- _Raw data_:
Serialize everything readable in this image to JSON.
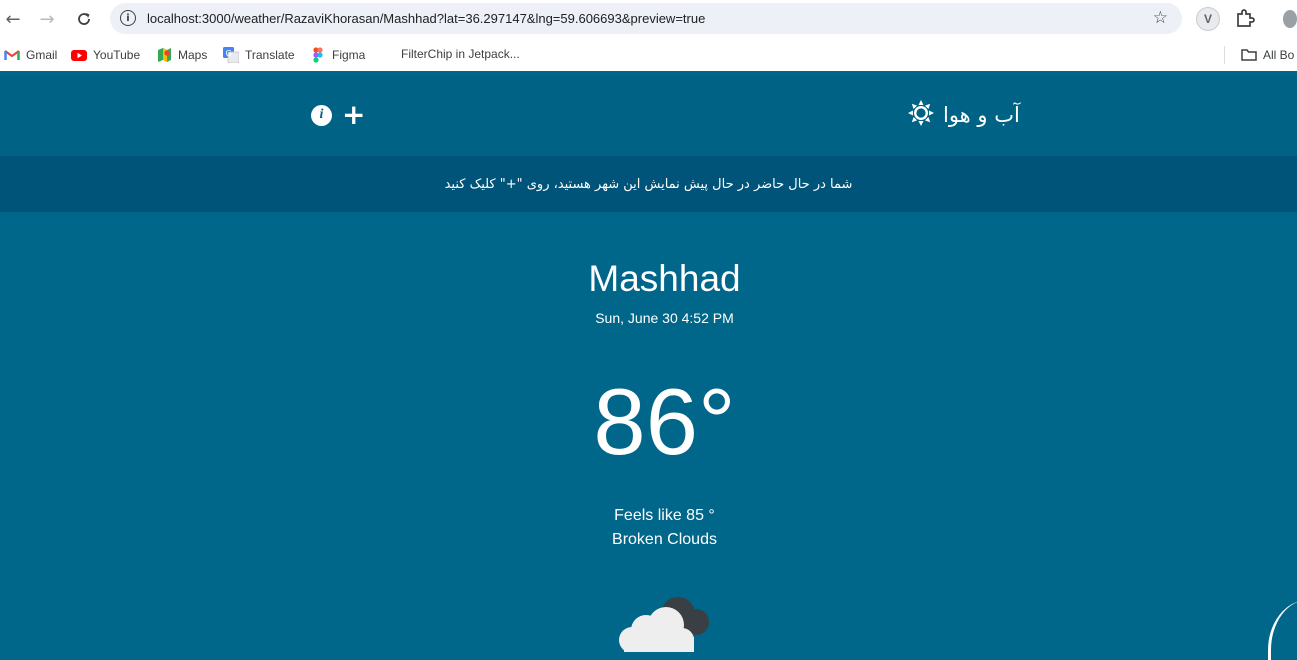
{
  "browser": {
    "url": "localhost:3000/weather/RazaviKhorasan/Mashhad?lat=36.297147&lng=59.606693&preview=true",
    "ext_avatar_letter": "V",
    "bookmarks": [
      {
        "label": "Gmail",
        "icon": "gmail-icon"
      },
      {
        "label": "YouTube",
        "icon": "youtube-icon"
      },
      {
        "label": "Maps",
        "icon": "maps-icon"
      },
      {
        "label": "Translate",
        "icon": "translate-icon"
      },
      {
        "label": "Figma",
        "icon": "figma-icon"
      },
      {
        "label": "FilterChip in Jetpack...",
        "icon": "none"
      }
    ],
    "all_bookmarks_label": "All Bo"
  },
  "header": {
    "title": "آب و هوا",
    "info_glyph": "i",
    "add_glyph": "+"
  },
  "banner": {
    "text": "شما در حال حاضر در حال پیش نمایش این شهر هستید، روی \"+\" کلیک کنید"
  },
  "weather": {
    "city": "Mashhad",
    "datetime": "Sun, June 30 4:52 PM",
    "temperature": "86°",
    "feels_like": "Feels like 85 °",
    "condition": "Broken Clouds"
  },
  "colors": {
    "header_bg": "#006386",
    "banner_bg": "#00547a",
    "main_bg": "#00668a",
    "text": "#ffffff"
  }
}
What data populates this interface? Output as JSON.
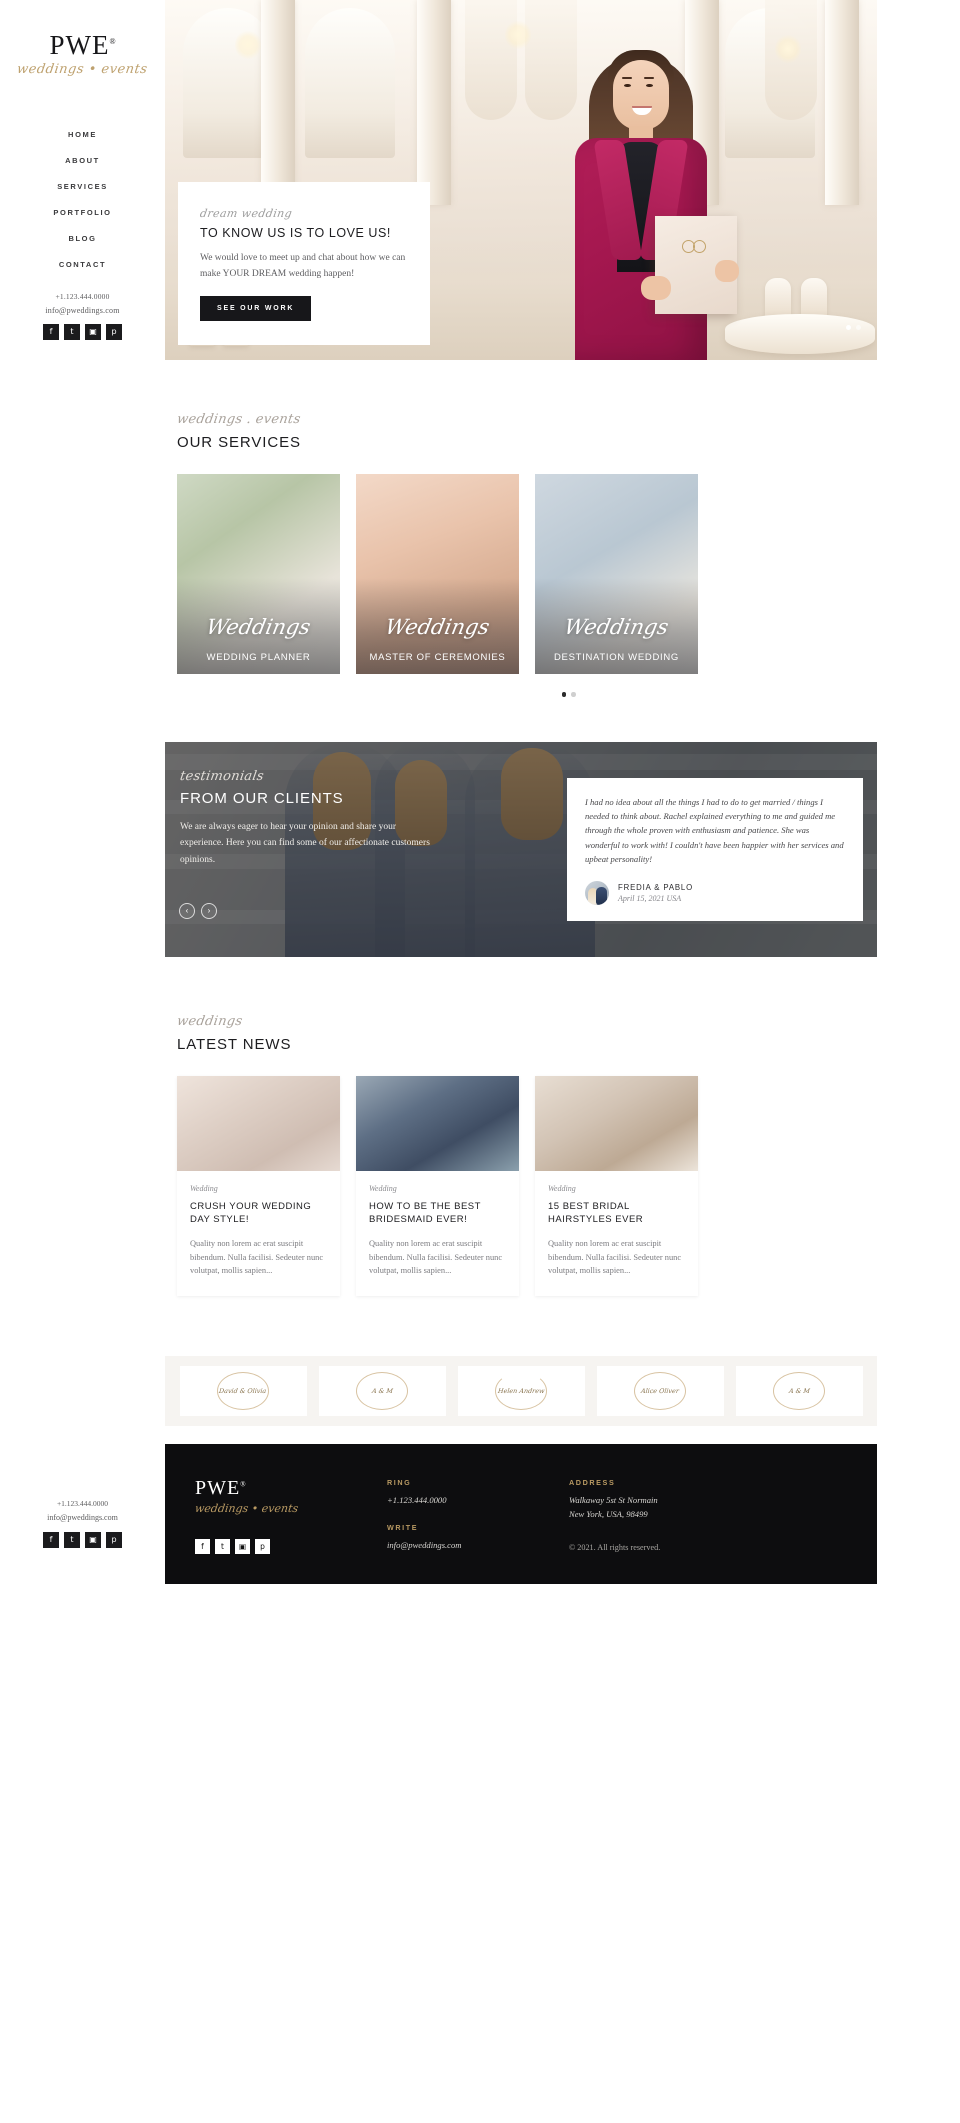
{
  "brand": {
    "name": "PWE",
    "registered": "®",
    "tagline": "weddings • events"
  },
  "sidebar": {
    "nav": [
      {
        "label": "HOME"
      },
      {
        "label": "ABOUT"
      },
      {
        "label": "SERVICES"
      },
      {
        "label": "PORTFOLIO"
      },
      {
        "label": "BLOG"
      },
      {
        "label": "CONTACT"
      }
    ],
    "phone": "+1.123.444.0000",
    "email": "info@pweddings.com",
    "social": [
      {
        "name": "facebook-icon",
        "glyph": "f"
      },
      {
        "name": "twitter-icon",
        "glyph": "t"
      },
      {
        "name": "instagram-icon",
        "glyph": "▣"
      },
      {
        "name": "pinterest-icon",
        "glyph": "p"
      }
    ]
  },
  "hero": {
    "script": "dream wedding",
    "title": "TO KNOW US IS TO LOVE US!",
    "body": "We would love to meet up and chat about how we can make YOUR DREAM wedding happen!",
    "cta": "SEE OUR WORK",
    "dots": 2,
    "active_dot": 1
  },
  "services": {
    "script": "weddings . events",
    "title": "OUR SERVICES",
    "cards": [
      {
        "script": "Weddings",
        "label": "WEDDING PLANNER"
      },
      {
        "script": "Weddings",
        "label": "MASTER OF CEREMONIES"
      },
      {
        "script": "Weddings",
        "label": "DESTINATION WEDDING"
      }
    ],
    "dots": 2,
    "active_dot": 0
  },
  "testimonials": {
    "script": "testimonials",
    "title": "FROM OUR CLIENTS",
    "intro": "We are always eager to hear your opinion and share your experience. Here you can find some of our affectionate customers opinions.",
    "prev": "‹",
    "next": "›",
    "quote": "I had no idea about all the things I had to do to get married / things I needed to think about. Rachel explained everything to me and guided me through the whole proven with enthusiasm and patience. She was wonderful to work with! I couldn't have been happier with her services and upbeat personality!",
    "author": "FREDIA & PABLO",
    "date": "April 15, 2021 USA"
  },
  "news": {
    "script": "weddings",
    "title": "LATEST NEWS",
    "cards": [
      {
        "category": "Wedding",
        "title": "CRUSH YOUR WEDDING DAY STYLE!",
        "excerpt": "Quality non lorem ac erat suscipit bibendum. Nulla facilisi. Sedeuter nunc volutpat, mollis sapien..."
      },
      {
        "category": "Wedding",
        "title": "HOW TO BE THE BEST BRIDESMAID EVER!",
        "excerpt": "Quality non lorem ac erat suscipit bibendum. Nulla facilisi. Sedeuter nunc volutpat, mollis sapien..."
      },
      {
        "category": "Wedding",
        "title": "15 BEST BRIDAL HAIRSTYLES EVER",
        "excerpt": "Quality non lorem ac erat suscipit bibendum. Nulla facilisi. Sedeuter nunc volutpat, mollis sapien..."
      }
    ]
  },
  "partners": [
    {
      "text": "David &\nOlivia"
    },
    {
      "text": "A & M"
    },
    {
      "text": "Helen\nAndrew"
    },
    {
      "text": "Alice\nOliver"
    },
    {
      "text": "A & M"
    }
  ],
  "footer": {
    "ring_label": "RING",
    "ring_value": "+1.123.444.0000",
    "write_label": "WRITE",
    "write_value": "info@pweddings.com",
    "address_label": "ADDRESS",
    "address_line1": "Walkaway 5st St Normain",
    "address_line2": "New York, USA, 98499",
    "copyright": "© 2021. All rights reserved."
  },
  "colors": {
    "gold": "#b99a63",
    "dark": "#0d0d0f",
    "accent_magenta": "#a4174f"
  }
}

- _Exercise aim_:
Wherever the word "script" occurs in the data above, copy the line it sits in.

- _Answer for the task_:
    "script": "dream wedding",
    "script": "weddings . events",
        "script": "Weddings",
        "script": "Weddings",
        "script": "Weddings",
    "script": "testimonials",
    "script": "weddings",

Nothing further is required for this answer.